35 years ago, "Bad, Bad Leroy Brown" was at the top of the charts. Its performer, Jim Croce, died in a plane crash the same year. It was tragic he wouldn't live to fully enjoy his fame, but perhaps more tragic that he'll never get to see the "Bad, Bad Leroy Brown" action-comedy franchise being developed by the producer of Final Destination. It's true.
But how will this fondly-remembered song become the next Rush Hour? What will this vision of bad badness look like? Let me offer a treatment...
South side of Chicago. Pushing in, we see crime: shootings, drug deals, all the stuff you've heard about the south side of Chicago. Push further in... a man stands alone on a (dangerous) street corner. He stands 'bout six-foot-four; wears fancy clothes, diamond rings; is bad, bad. He is Leroy Brown.
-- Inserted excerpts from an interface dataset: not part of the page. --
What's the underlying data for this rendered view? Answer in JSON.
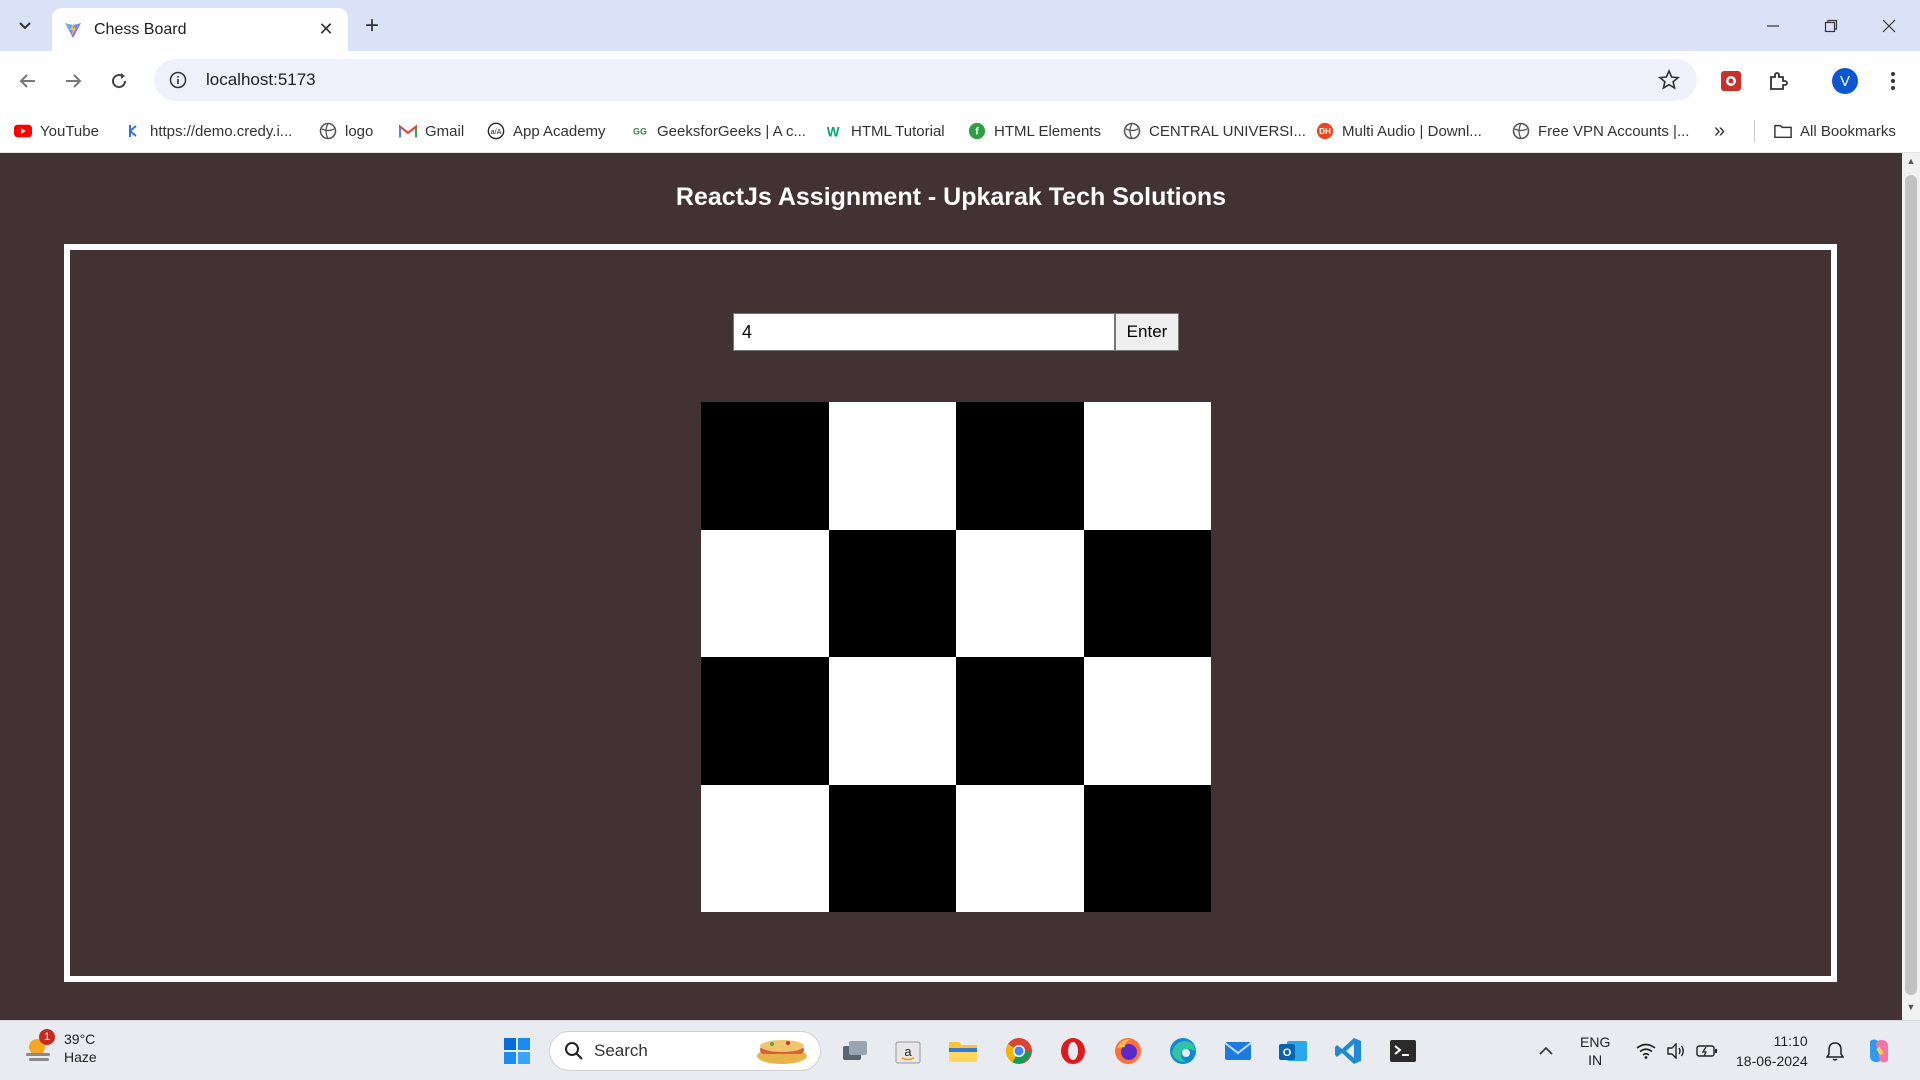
{
  "browser": {
    "tab": {
      "title": "Chess Board"
    },
    "address": {
      "url": "localhost:5173"
    },
    "profile_initial": "V",
    "bookmarks": [
      {
        "label": "YouTube",
        "icon": "youtube-icon"
      },
      {
        "label": "https://demo.credy.i...",
        "icon": "credy-icon"
      },
      {
        "label": "logo",
        "icon": "globe-icon"
      },
      {
        "label": "Gmail",
        "icon": "gmail-icon"
      },
      {
        "label": "App Academy",
        "icon": "app-academy-icon"
      },
      {
        "label": "GeeksforGeeks | A c...",
        "icon": "geeksforgeeks-icon"
      },
      {
        "label": "HTML Tutorial",
        "icon": "w3schools-icon"
      },
      {
        "label": "HTML Elements",
        "icon": "html-elements-icon"
      },
      {
        "label": "CENTRAL UNIVERSI...",
        "icon": "globe-icon"
      },
      {
        "label": "Multi Audio | Downl...",
        "icon": "multi-audio-icon"
      },
      {
        "label": "Free VPN Accounts |...",
        "icon": "globe-icon"
      }
    ],
    "more_bookmarks": "»",
    "all_bookmarks": "All Bookmarks"
  },
  "page": {
    "title": "ReactJs Assignment - Upkarak Tech Solutions",
    "input_value": "4",
    "enter_label": "Enter",
    "board_size": 4,
    "colors": {
      "dark": "#000000",
      "light": "#ffffff",
      "background": "#433233"
    }
  },
  "taskbar": {
    "weather": {
      "temp": "39°C",
      "condition": "Haze",
      "badge": "1"
    },
    "search_label": "Search",
    "lang_1": "ENG",
    "lang_2": "IN",
    "time": "11:10",
    "date": "18-06-2024"
  }
}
A group of downtown women, looking typically downtown, pass by whispering to each other. The phrase "treetop lover" is uttered among the chatter, followed by a brief explanation that it's not racist, just a reference to Leroy Brown's height. Some mens walk by and call him "sir".
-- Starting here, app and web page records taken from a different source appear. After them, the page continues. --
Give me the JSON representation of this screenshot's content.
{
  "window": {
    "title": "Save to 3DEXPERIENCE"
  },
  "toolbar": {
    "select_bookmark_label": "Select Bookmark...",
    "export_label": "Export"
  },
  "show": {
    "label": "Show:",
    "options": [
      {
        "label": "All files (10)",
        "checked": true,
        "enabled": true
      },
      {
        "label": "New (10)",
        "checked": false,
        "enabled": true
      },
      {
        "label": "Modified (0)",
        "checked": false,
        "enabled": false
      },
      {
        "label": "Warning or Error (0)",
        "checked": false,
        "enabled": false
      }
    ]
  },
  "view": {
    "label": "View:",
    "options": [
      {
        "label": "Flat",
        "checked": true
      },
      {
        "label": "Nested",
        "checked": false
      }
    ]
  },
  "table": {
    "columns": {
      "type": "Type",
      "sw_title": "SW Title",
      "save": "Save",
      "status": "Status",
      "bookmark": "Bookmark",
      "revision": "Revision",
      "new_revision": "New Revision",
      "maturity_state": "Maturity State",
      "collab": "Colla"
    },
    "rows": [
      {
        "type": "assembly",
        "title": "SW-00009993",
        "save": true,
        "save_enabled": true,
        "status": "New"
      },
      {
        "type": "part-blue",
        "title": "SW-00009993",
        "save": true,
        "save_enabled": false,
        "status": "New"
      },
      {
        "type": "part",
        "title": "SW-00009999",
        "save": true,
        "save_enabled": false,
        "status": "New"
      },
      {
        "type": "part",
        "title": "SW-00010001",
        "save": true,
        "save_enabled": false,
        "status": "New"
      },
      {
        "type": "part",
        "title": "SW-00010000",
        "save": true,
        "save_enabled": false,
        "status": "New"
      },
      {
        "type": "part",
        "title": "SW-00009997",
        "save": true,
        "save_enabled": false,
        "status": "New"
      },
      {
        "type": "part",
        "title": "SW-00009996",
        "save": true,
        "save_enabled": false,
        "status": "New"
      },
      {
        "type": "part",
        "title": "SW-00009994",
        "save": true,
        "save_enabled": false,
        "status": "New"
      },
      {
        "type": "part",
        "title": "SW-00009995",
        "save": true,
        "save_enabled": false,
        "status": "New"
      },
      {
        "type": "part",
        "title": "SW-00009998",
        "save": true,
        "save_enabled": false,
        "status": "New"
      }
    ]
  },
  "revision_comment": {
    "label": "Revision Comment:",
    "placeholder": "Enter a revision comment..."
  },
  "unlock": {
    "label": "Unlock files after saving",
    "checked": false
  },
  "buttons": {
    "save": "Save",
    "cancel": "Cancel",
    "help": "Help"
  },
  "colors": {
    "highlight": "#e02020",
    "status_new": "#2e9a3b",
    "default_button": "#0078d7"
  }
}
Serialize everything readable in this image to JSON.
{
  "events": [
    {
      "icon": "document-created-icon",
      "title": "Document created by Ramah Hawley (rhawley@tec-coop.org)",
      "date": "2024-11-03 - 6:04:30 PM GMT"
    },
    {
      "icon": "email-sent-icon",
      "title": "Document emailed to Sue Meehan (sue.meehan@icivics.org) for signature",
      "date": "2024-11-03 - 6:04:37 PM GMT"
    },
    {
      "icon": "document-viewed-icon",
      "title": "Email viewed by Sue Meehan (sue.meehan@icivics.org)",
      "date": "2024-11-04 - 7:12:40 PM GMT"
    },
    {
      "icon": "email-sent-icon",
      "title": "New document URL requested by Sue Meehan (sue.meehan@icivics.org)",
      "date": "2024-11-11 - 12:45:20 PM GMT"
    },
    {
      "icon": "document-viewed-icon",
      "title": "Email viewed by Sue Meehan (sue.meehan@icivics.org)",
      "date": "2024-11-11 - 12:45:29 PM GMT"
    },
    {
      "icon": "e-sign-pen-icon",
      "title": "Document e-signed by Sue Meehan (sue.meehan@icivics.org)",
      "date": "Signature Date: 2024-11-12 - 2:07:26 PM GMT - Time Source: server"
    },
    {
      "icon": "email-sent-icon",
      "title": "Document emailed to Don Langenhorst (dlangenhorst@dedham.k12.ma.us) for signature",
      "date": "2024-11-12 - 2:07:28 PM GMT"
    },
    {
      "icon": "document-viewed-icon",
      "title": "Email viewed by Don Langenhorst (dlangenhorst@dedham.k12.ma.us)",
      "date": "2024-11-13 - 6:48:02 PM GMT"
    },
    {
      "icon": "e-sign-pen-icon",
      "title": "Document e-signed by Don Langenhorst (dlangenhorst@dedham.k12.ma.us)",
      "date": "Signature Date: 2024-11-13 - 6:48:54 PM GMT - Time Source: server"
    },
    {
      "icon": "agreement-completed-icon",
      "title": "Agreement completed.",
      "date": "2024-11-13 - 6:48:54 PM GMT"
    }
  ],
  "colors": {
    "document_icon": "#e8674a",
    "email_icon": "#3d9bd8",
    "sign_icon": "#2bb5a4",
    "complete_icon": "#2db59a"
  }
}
Suddenly: GROWLING. It's a junkyard dog. Brown appears unfazed, meaner even, slowly drawing the .32 gun he keeps in his pocket for fun. Another looming figure emerges from the shadows. It's King Kong.
MUSIC: Jim Croce's "Bad, Bad Leroy Brown" (the song) kicks in... then abruptly stops with a record screech. A phat beat begins: it's Kanye West's version.
TITLE: Samuel L. Jackson is... BAD, BAD LEROY BROWN
After this, there's an awesome fight, Brown vs. Kong, that lasts pretty much the rest of the movie. We'll save the part in the song where Leroy gets beat up by some girl's boyfriend for the last five or ten minutes, since it's a relative let down after the whole battle with King Kong.